Top Three Considerations in a High-Net-Worth Divorce

Money often complicates relationships, and the same can certainly be said of divorce.

Even the humblest set of shared property can generate hostility between separating spouses, so it can be a challenge for couples who have amassed a more complex and valuable collection of assets during their time together to keep relations cordial.

However, with the help of an experienced family lawyer who understands the unique nature of high-net-worth divorce, former spouses can set themselves up for a successful split.

In this blog, I will outline three important factors that I have found lawyers and their clients will benefit from considering during a high-net-worth divorce:

Financial experts

On the face of it, the division of a married couple’s property is a relatively straightforward affair: the province’s Family Law Act generally provides for an equal share for each spouse in the property accumulated during the marriage, subject to certain deductions and exceptions — with an equalization payment owing from one party to the other to make up any difference.

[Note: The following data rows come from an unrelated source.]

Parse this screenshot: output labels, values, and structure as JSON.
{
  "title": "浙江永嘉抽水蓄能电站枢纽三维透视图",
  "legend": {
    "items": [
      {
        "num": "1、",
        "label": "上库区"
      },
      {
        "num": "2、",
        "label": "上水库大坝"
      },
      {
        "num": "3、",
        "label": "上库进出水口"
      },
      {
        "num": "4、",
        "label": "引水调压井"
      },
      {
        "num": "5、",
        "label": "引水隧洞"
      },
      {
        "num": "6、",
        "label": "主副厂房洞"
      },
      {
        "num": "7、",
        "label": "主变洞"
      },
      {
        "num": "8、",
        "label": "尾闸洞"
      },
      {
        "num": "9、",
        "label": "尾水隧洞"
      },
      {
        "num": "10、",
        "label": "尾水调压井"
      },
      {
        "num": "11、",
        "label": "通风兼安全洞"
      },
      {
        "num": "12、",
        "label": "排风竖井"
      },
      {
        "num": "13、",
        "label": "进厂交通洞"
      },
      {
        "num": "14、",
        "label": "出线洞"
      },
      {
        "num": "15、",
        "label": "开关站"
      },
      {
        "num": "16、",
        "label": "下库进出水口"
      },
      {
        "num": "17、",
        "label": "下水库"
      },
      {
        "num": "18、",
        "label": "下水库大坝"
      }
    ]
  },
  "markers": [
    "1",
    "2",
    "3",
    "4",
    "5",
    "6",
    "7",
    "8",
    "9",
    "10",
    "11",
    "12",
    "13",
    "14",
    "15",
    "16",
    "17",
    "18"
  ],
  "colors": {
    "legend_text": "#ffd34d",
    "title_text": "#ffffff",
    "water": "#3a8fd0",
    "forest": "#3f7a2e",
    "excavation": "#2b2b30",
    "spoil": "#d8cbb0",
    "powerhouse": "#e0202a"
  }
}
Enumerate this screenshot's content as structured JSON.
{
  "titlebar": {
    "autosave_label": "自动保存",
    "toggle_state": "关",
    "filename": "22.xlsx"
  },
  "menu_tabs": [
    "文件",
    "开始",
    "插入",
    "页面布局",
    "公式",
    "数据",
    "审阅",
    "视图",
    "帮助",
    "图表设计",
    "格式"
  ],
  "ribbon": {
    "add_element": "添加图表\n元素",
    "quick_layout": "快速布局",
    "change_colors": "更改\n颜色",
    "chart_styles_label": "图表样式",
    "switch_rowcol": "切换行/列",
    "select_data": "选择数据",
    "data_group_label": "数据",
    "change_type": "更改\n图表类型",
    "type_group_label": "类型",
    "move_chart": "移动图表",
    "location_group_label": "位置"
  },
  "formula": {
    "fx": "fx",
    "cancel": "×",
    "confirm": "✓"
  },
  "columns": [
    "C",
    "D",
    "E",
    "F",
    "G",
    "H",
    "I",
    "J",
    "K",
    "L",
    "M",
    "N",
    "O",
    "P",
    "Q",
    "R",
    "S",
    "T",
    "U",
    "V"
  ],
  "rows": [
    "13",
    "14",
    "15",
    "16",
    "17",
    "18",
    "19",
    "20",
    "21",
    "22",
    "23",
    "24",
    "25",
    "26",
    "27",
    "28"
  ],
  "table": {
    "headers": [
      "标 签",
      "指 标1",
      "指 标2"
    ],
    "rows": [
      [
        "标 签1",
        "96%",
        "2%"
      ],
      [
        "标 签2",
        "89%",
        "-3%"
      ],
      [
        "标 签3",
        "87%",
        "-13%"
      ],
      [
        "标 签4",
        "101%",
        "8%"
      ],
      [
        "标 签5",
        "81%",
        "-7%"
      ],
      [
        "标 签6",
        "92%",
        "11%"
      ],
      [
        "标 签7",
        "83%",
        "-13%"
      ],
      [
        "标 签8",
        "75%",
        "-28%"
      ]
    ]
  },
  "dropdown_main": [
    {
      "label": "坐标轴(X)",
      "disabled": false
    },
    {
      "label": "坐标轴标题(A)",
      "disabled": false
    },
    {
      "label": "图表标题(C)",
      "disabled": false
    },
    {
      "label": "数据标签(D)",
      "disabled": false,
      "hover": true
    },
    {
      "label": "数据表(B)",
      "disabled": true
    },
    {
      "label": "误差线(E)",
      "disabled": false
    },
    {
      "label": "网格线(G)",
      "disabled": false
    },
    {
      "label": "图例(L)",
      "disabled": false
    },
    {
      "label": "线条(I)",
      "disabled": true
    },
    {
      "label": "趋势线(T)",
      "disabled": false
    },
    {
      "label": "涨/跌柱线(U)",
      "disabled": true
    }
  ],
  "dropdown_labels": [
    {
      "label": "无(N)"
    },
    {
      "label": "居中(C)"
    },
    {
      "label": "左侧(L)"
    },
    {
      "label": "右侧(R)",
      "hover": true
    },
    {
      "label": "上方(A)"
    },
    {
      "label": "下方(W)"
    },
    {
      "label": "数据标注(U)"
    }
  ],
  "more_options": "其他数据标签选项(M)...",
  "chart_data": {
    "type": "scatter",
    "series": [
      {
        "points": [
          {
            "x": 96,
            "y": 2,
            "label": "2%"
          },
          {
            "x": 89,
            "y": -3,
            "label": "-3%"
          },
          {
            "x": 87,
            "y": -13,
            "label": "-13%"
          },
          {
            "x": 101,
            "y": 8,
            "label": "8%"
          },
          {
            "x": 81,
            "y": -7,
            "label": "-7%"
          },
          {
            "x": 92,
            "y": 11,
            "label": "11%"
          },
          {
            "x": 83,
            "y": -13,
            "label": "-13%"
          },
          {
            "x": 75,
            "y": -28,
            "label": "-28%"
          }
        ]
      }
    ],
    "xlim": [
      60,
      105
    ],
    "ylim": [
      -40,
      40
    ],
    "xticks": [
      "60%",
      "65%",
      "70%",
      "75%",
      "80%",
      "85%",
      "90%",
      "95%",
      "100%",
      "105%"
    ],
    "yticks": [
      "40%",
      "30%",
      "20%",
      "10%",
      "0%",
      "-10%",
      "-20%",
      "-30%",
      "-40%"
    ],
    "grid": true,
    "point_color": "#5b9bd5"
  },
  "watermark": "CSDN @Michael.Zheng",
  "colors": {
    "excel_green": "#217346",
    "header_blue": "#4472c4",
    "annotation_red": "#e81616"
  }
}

The bare bones of the formula are the same for high-net-worth couples, but getting the numbers to input into the equalization calculation can be more of a challenge when complex assets such as businesses, professional practices, pensions, investment property and stock options are involved.

The same difficulties often apply to the process of establishing an individual’s income for spousal or child support purposes when the person has multiple sources of income.

As a result, our firm will connect clients with a whole range of other financial experts as needed, including accountants and business or real estate valuators.

In addition, both parties may wish to call on the expertise of a tax professional to determine the most tax-efficient ways to divide property such as pensions or business interests.

On that note, if a couple can agree to jointly retain the services of any experts required in their matter, it can significantly reduce their costs. Not only does this avoid duplication of effort, it also increases the likelihood of settling without going to court.

Section 7 expenses

Section 7 expenses, which take their name from the portion of the Federal Child support Guidelines dealing with “special or extraordinary expenses,” are among the most contested matters for high-net-worth couples with children.

These expenses cover a broad spectrum of significant expenditures that are often not an issue for less wealthy couples, including extra-curricular activities, private school tuition, post-secondary educational costs and healthcare spending not covered by insurance plans.  

In court, judges are typically inclined to share these kinds of expenses between parents in proportion to their income, but former partners who are willing to explore alternative dispute resolution methods may be able to come up with a more convenient arrangement that suits both sides.


I recommend that all of my clients consider mediation for the resolution of their family law disputes, but high-net-worth couples may have more to gain from the process than most.

For example, the confidentiality of the process is a big attraction for former partners with significant assets or private business interests that they do not want to see laid out for public viewing as they would be in court documents associated with their case. In mediation, neither the parties nor the lawyers involved are able to share information about what was discussed

In addition, the flexibility of mediation allows the parties to tailor the process to match their individual needs. Former spouses may opt to have their sessions overseen by a mediator with expertise in financial matters, and are free to bring in outside experts to deal with matters of finance, tax, investment or business interests.

When it comes to settlements, parties to mediation are also free to explore solutions that work for both of them, despite departing from the strict letter of the law. The tax treatment of transactions in particular represents a potential source of mutual benefit for parties who are willing to get creative in the structure of payments, such that the amount of capital gains or income tax payable is reduced.

If you are in the process of separating from your spouse and would like to discuss your options, schedule a consultation with me. I would be happy to help.

Darlene Rites

Darlene Rites